And that it does, very, very well. Michod executes the film with a precision not usually seen in first time feature-film directors. By tweaking our expectations with every other scene, Michod ensures that we become fully involved in the drama taking place throughout Animal Kingdom. Sure there are recognizable and familiar aspects to almost every minute of the film, but the director has such a sure-handed way of playing with these aspects that we're never quite sure what's going to happen, and by the time we realize Josh's life is really in complete and utter danger, we feel just as scared as he does.
Of course, Michod gets quite a bit of help making sure things stay unpredictable with a stellar cast. Josh is, at his core, an annoyingly non-verbal weakling. He's the kind of kid you wish would become either enraged to the point of ridiculousness about something or completely over-joyed with it, no matter what it was, instead of just standing there, shoulders hunched, mute. As ingratiating as it would be to spend time with this person in real life, though, James Frecheville's performance is interesting to watch as the movie unfolds. Josh internalizes his emotions, and Frecheville is surprisingly good at showing his character's changes in little ways through facial expressions and eye movements.
Joel Edgerton as well gives quite a great performance as Barry. We're told that Barry is a bad-ass but never actually see it - that's okay, though, because Edgerton makes us believe it's so. There's an intensity behind his eyes and a confidence in his strut that exudes authority. But he's also warm and surprisingly kind. A man's man if there ever was one, Barry is the father you don't want to disappoint - not because he would knock you out with one left hook to the face (although he could), but because he would shame you with one look and a few admonishing words. Edgerton will be seen in the upcoming Warrior

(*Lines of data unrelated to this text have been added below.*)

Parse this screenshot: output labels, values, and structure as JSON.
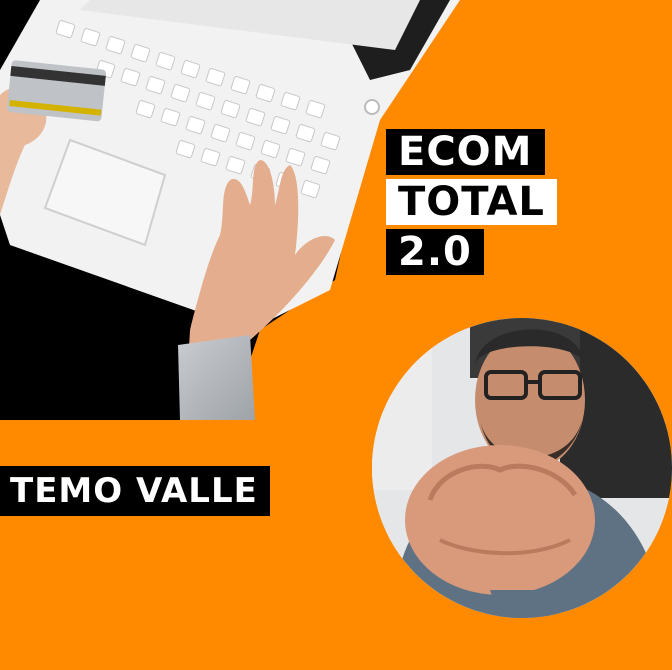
{
  "banner": {
    "title_lines": [
      "ECOM",
      "TOTAL",
      "2.0"
    ],
    "presenter_name": "TEMO VALLE"
  },
  "colors": {
    "background": "#FF8A00",
    "panel": "#000000",
    "text_light": "#FFFFFF"
  },
  "photos": {
    "laptop_photo": "laptop-shopping-photo",
    "presenter_photo": "presenter-portrait-photo"
  }
}
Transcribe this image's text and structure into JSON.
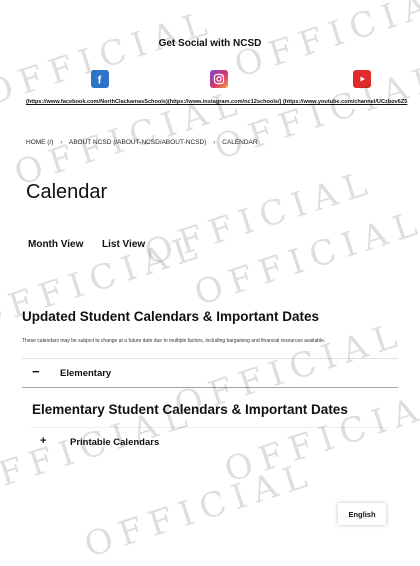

Impressing the most, though, are Jacki Weaver and Ben Mendohlson. Weaver was nominated for a Best Supporting Actress award at this year's Academy Awards, and by all means she deserved it (the nomination, if not the award). Quite possibly the most dangerous person in the film, Janine comes across as the grandma you wish you had one moment, and the person you least want to be related to the next. And the attitude is changed with only a slight change of voice and a raise of an eyebrow. She's super-sweet and completely and utterly venomous.
Mendohlson almost single-handedly walks away with the film. At first coming across as slightly neurotic and shifty, Andrew evolves into a complete and total psycho by the end of the film. Not the kind of psycho that runs around stabbing nude girls in the shower, but the kind of guy who sends chills up your spine with just a look. It's a performance that makes a viewer antsy whenever the character is onscreen. Creepy and shockingly intense, Mendelsohn presents Andrew as an un-empathetic lunatic. It's great work.
I had a few issues with the way Animal Kingdom handles its third act - for all the complaining I do about films that need to be shorter, this one could benefit by actually being fifteen to twenty minutes longer. Some more time with Guy Pearce as a police detective would have been nice, and the film feels as if it's rushing towards the end just to end at a certain point in the film.
That nitpick aside, Animal Kingdom is a wonderful, engaging movie. Intense to the point of being cathartic (when the film ends it feels as if a load is being lifted off of your chest), it's a great first feature-length film from a very promising director.
NOTE: The trailer below is the only time Air Supply will ever be cool Ever.